(Interface dataset entries)
== Segment start ==

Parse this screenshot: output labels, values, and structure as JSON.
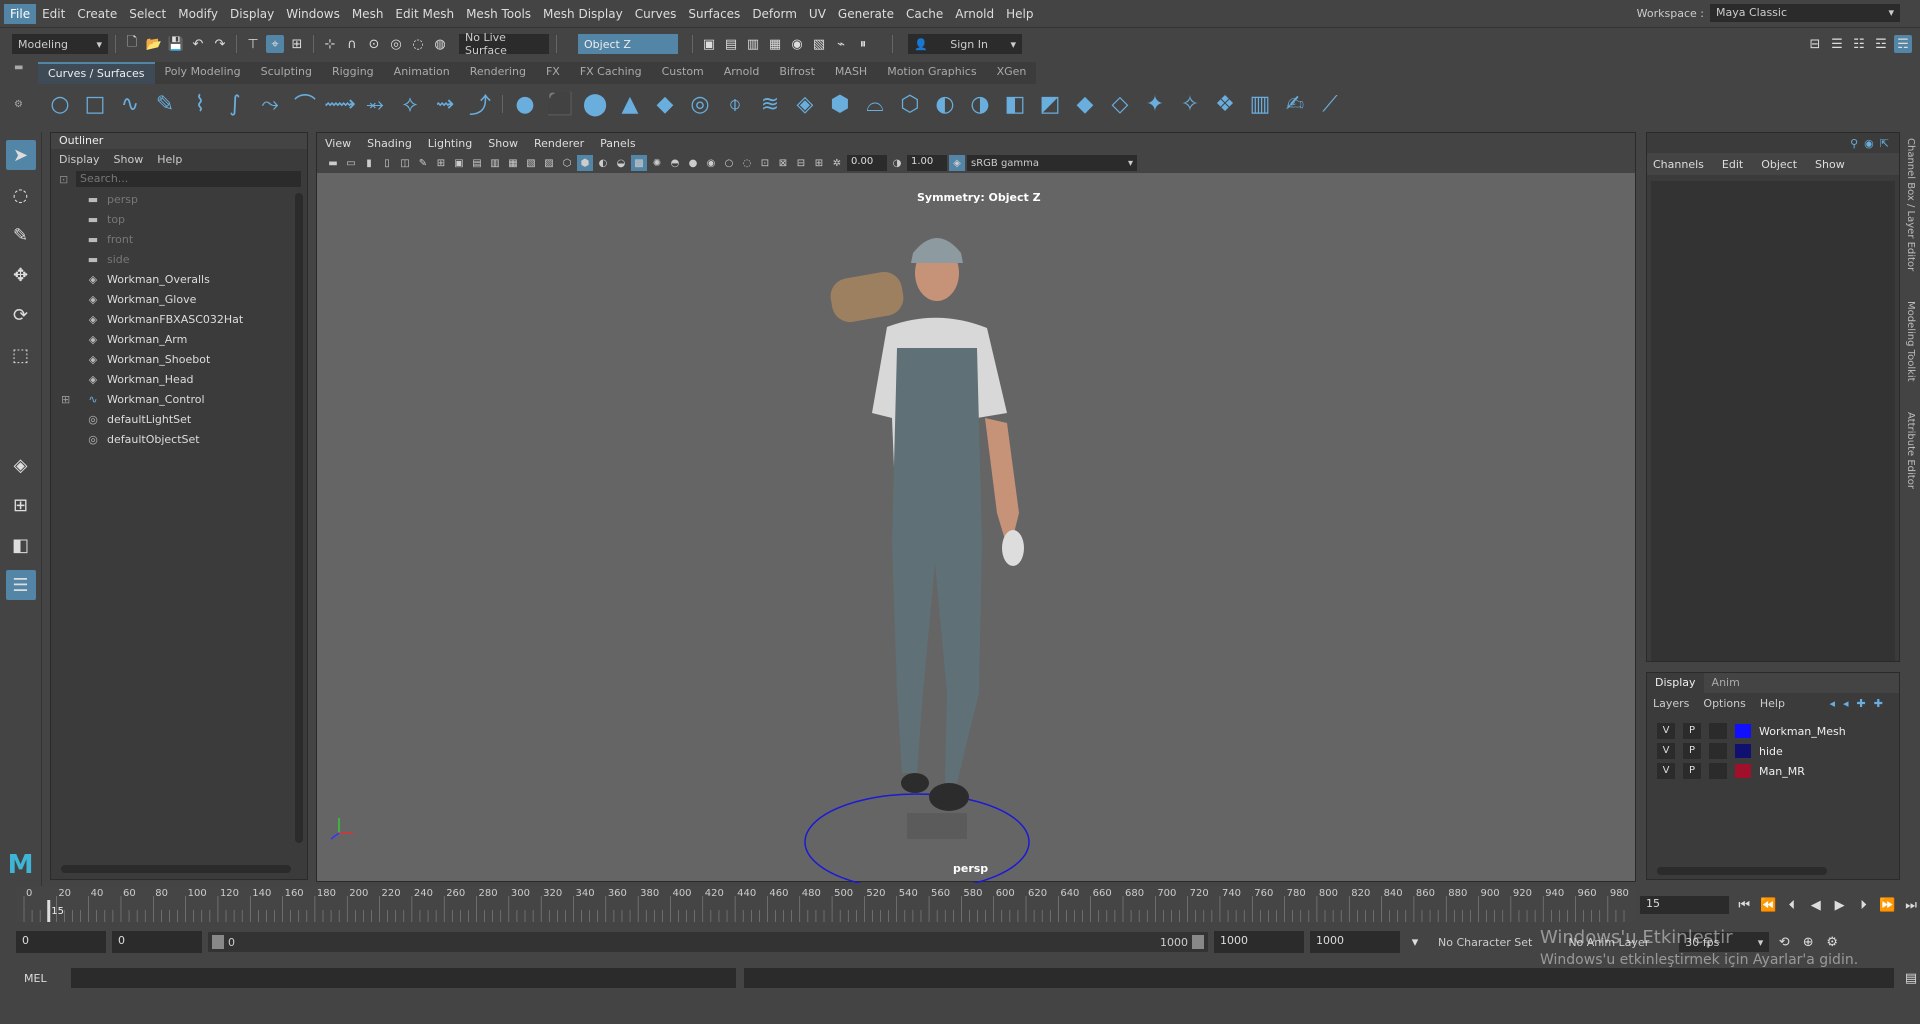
{
  "menus": [
    "File",
    "Edit",
    "Create",
    "Select",
    "Modify",
    "Display",
    "Windows",
    "Mesh",
    "Edit Mesh",
    "Mesh Tools",
    "Mesh Display",
    "Curves",
    "Surfaces",
    "Deform",
    "UV",
    "Generate",
    "Cache",
    "Arnold",
    "Help"
  ],
  "workspace": {
    "label": "Workspace :",
    "value": "Maya Classic"
  },
  "status": {
    "mode": "Modeling",
    "live_surface": "No Live Surface",
    "symmetry": "Object Z",
    "sign_in": "Sign In"
  },
  "shelf_tabs": [
    "Curves / Surfaces",
    "Poly Modeling",
    "Sculpting",
    "Rigging",
    "Animation",
    "Rendering",
    "FX",
    "FX Caching",
    "Custom",
    "Arnold",
    "Bifrost",
    "MASH",
    "Motion Graphics",
    "XGen"
  ],
  "outliner": {
    "title": "Outliner",
    "menu": [
      "Display",
      "Show",
      "Help"
    ],
    "search_placeholder": "Search...",
    "items": [
      {
        "label": "persp",
        "icon": "camera-icon",
        "dim": true
      },
      {
        "label": "top",
        "icon": "camera-icon",
        "dim": true
      },
      {
        "label": "front",
        "icon": "camera-icon",
        "dim": true
      },
      {
        "label": "side",
        "icon": "camera-icon",
        "dim": true
      },
      {
        "label": "Workman_Overalls",
        "icon": "mesh-icon",
        "dim": false
      },
      {
        "label": "Workman_Glove",
        "icon": "mesh-icon",
        "dim": false
      },
      {
        "label": "WorkmanFBXASC032Hat",
        "icon": "mesh-icon",
        "dim": false
      },
      {
        "label": "Workman_Arm",
        "icon": "mesh-icon",
        "dim": false
      },
      {
        "label": "Workman_Shoebot",
        "icon": "mesh-icon",
        "dim": false
      },
      {
        "label": "Workman_Head",
        "icon": "mesh-icon",
        "dim": false
      },
      {
        "label": "Workman_Control",
        "icon": "curve-icon",
        "dim": false
      },
      {
        "label": "defaultLightSet",
        "icon": "set-icon",
        "dim": false
      },
      {
        "label": "defaultObjectSet",
        "icon": "set-icon",
        "dim": false
      }
    ]
  },
  "viewport": {
    "menu": [
      "View",
      "Shading",
      "Lighting",
      "Show",
      "Renderer",
      "Panels"
    ],
    "exposure": "0.00",
    "gamma": "1.00",
    "color_space": "sRGB gamma",
    "symmetry_label": "Symmetry: Object Z",
    "camera": "persp"
  },
  "channel_box": {
    "menu": [
      "Channels",
      "Edit",
      "Object",
      "Show"
    ]
  },
  "layer_editor": {
    "tabs": [
      "Display",
      "Anim"
    ],
    "menu": [
      "Layers",
      "Options",
      "Help"
    ],
    "layers": [
      {
        "v": "V",
        "p": "P",
        "name": "Workman_Mesh",
        "color": "#1010ff"
      },
      {
        "v": "V",
        "p": "P",
        "name": "hide",
        "color": "#101070"
      },
      {
        "v": "V",
        "p": "P",
        "name": "Man_MR",
        "color": "#a0102a"
      }
    ]
  },
  "side_tabs": [
    "Channel Box / Layer Editor",
    "Modeling Toolkit",
    "Attribute Editor"
  ],
  "timeline": {
    "ticks": [
      0,
      20,
      40,
      60,
      80,
      100,
      120,
      140,
      160,
      180,
      200,
      220,
      240,
      260,
      280,
      300,
      320,
      340,
      360,
      380,
      400,
      420,
      440,
      460,
      480,
      500,
      520,
      540,
      560,
      580,
      600,
      620,
      640,
      660,
      680,
      700,
      720,
      740,
      760,
      780,
      800,
      820,
      840,
      860,
      880,
      900,
      920,
      940,
      960,
      980
    ],
    "current": "15",
    "current_frame_field": "15"
  },
  "range": {
    "start": "0",
    "anim_start": "0",
    "slider_left": "0",
    "slider_right": "1000",
    "end": "1000",
    "anim_end": "1000",
    "char_set": "No Character Set",
    "anim_layer": "No Anim Layer",
    "fps": "30 fps"
  },
  "command": {
    "label": "MEL"
  },
  "watermark": {
    "line1": "Windows'u Etkinleştir",
    "line2": "Windows'u etkinleştirmek için Ayarlar'a gidin."
  }
}
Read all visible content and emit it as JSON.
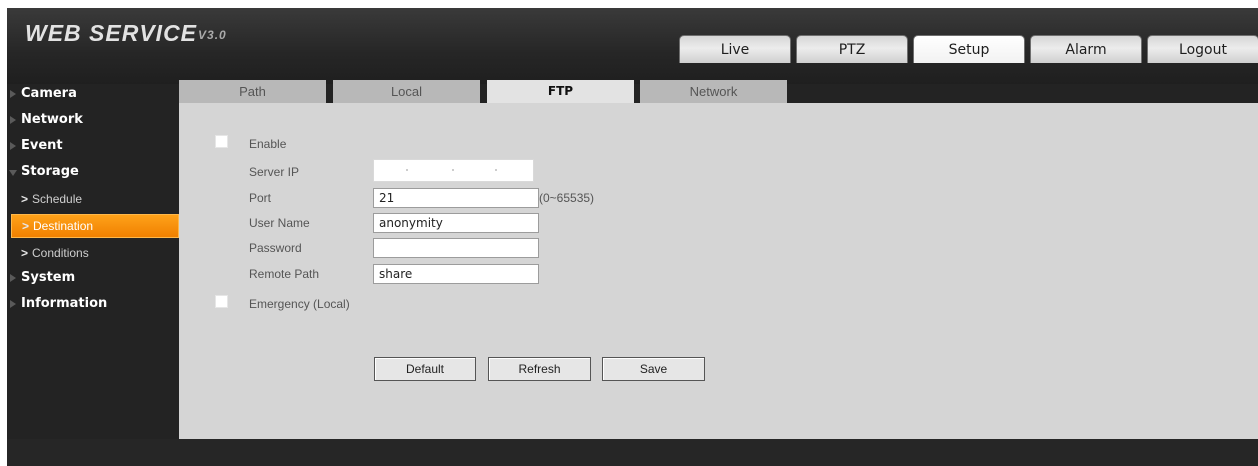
{
  "app": {
    "logo": "WEB SERVICE",
    "version": "V3.0"
  },
  "topnav": [
    "Live",
    "PTZ",
    "Setup",
    "Alarm",
    "Logout"
  ],
  "topnav_active": "Setup",
  "sidebar": {
    "items": [
      {
        "label": "Camera"
      },
      {
        "label": "Network"
      },
      {
        "label": "Event"
      },
      {
        "label": "Storage",
        "expanded": true,
        "children": [
          "Schedule",
          "Destination",
          "Conditions"
        ]
      },
      {
        "label": "System"
      },
      {
        "label": "Information"
      }
    ],
    "active_child": "Destination"
  },
  "tabs": [
    "Path",
    "Local",
    "FTP",
    "Network"
  ],
  "active_tab": "FTP",
  "form": {
    "enable_label": "Enable",
    "server_ip_label": "Server IP",
    "port_label": "Port",
    "port_value": "21",
    "port_hint": "(0~65535)",
    "username_label": "User Name",
    "username_value": "anonymity",
    "password_label": "Password",
    "password_value": "",
    "remote_path_label": "Remote Path",
    "remote_path_value": "share",
    "emergency_label": "Emergency (Local)"
  },
  "buttons": {
    "default": "Default",
    "refresh": "Refresh",
    "save": "Save"
  },
  "colors": {
    "accent": "#f39400",
    "background": "#232323",
    "panel": "#d5d5d5"
  },
  "icons": {
    "menu_arrow": "triangle-right-icon",
    "menu_arrow_expanded": "triangle-down-icon",
    "sub_item": "chevron-right-icon"
  }
}
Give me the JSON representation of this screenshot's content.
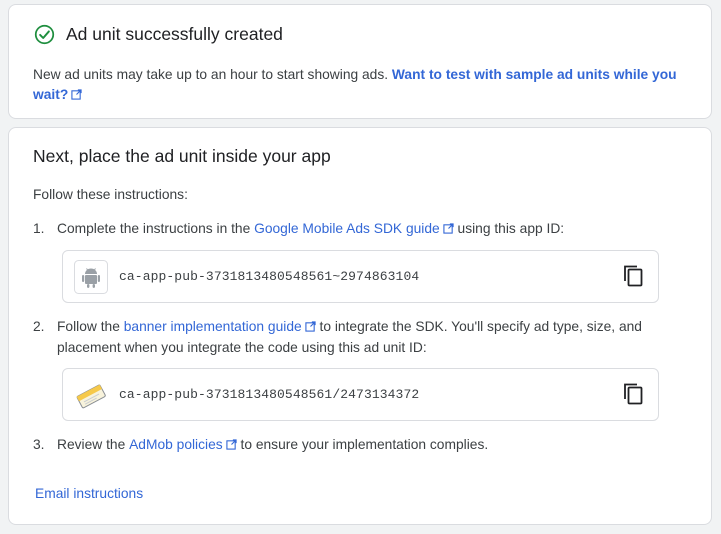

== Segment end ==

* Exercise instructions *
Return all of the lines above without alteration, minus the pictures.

* Response to this exercise *
Parse this screenshot: output labels, values, and structure as JSON.
{
  "menus": [
    "File",
    "Edit",
    "Create",
    "Select",
    "Modify",
    "Display",
    "Windows",
    "Mesh",
    "Edit Mesh",
    "Mesh Tools",
    "Mesh Display",
    "Curves",
    "Surfaces",
    "Deform",
    "UV",
    "Generate",
    "Cache",
    "Arnold",
    "Help"
  ],
  "workspace": {
    "label": "Workspace :",
    "value": "Maya Classic"
  },
  "status": {
    "mode": "Modeling",
    "live_surface": "No Live Surface",
    "symmetry": "Object Z",
    "sign_in": "Sign In"
  },
  "shelf_tabs": [
    "Curves / Surfaces",
    "Poly Modeling",
    "Sculpting",
    "Rigging",
    "Animation",
    "Rendering",
    "FX",
    "FX Caching",
    "Custom",
    "Arnold",
    "Bifrost",
    "MASH",
    "Motion Graphics",
    "XGen"
  ],
  "outliner": {
    "title": "Outliner",
    "menu": [
      "Display",
      "Show",
      "Help"
    ],
    "search_placeholder": "Search...",
    "items": [
      {
        "label": "persp",
        "icon": "camera-icon",
        "dim": true
      },
      {
        "label": "top",
        "icon": "camera-icon",
        "dim": true
      },
      {
        "label": "front",
        "icon": "camera-icon",
        "dim": true
      },
      {
        "label": "side",
        "icon": "camera-icon",
        "dim": true
      },
      {
        "label": "Workman_Overalls",
        "icon": "mesh-icon",
        "dim": false
      },
      {
        "label": "Workman_Glove",
        "icon": "mesh-icon",
        "dim": false
      },
      {
        "label": "WorkmanFBXASC032Hat",
        "icon": "mesh-icon",
        "dim": false
      },
      {
        "label": "Workman_Arm",
        "icon": "mesh-icon",
        "dim": false
      },
      {
        "label": "Workman_Shoebot",
        "icon": "mesh-icon",
        "dim": false
      },
      {
        "label": "Workman_Head",
        "icon": "mesh-icon",
        "dim": false
      },
      {
        "label": "Workman_Control",
        "icon": "curve-icon",
        "dim": false
      },
      {
        "label": "defaultLightSet",
        "icon": "set-icon",
        "dim": false
      },
      {
        "label": "defaultObjectSet",
        "icon": "set-icon",
        "dim": false
      }
    ]
  },
  "viewport": {
    "menu": [
      "View",
      "Shading",
      "Lighting",
      "Show",
      "Renderer",
      "Panels"
    ],
    "exposure": "0.00",
    "gamma": "1.00",
    "color_space": "sRGB gamma",
    "symmetry_label": "Symmetry: Object Z",
    "camera": "persp"
  },
  "channel_box": {
    "menu": [
      "Channels",
      "Edit",
      "Object",
      "Show"
    ]
  },
  "layer_editor": {
    "tabs": [
      "Display",
      "Anim"
    ],
    "menu": [
      "Layers",
      "Options",
      "Help"
    ],
    "layers": [
      {
        "v": "V",
        "p": "P",
        "name": "Workman_Mesh",
        "color": "#1010ff"
      },
      {
        "v": "V",
        "p": "P",
        "name": "hide",
        "color": "#101070"
      },
      {
        "v": "V",
        "p": "P",
        "name": "Man_MR",
        "color": "#a0102a"
      }
    ]
  },
  "side_tabs": [
    "Channel Box / Layer Editor",
    "Modeling Toolkit",
    "Attribute Editor"
  ],
  "timeline": {
    "ticks": [
      0,
      20,
      40,
      60,
      80,
      100,
      120,
      140,
      160,
      180,
      200,
      220,
      240,
      260,
      280,
      300,
      320,
      340,
      360,
      380,
      400,
      420,
      440,
      460,
      480,
      500,
      520,
      540,
      560,
      580,
      600,
      620,
      640,
      660,
      680,
      700,
      720,
      740,
      760,
      780,
      800,
      820,
      840,
      860,
      880,
      900,
      920,
      940,
      960,
      980
    ],
    "current": "15",
    "current_frame_field": "15"
  },
  "range": {
    "start": "0",
    "anim_start": "0",
    "slider_left": "0",
    "slider_right": "1000",
    "end": "1000",
    "anim_end": "1000",
    "char_set": "No Character Set",
    "anim_layer": "No Anim Layer",
    "fps": "30 fps"
  },
  "command": {
    "label": "MEL"
  },
  "watermark": {
    "line1": "Windows'u Etkinleştir",
    "line2": "Windows'u etkinleştirmek için Ayarlar'a gidin."
  }
}
Read all visible content and emit it as JSON.
{
  "app": {
    "logo": "WEB SERVICE",
    "version": "V3.0"
  },
  "topnav": [
    "Live",
    "PTZ",
    "Setup",
    "Alarm",
    "Logout"
  ],
  "topnav_active": "Setup",
  "sidebar": {
    "items": [
      {
        "label": "Camera"
      },
      {
        "label": "Network"
      },
      {
        "label": "Event"
      },
      {
        "label": "Storage",
        "expanded": true,
        "children": [
          "Schedule",
          "Destination",
          "Conditions"
        ]
      },
      {
        "label": "System"
      },
      {
        "label": "Information"
      }
    ],
    "active_child": "Destination"
  },
  "tabs": [
    "Path",
    "Local",
    "FTP",
    "Network"
  ],
  "active_tab": "FTP",
  "form": {
    "enable_label": "Enable",
    "server_ip_label": "Server IP",
    "port_label": "Port",
    "port_value": "21",
    "port_hint": "(0~65535)",
    "username_label": "User Name",
    "username_value": "anonymity",
    "password_label": "Password",
    "password_value": "",
    "remote_path_label": "Remote Path",
    "remote_path_value": "share",
    "emergency_label": "Emergency (Local)"
  },
  "buttons": {
    "default": "Default",
    "refresh": "Refresh",
    "save": "Save"
  },
  "colors": {
    "accent": "#f39400",
    "background": "#232323",
    "panel": "#d5d5d5"
  },
  "icons": {
    "menu_arrow": "triangle-right-icon",
    "menu_arrow_expanded": "triangle-down-icon",
    "sub_item": "chevron-right-icon"
  }
}
Give me the JSON representation of this screenshot's content.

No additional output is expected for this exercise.